▶ _Exercise goal_:
Check each line below for the word "content" and give the count alone.

▶ _Material provided_:
*** Begin section ***
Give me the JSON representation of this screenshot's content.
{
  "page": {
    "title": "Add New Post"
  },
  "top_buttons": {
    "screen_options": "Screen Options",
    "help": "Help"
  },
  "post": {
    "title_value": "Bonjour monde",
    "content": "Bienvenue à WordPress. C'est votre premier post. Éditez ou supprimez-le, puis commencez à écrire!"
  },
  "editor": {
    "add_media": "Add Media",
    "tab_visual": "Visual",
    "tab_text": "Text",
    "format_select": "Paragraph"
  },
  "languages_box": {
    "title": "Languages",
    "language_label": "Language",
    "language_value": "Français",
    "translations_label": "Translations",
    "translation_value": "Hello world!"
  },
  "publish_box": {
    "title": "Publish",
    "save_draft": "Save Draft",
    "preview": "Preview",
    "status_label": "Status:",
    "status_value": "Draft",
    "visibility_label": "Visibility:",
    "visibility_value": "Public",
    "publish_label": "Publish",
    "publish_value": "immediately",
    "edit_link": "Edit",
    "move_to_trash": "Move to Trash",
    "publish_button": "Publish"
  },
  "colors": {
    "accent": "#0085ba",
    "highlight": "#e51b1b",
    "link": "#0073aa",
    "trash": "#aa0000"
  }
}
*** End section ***
▶ _Task solution_:
2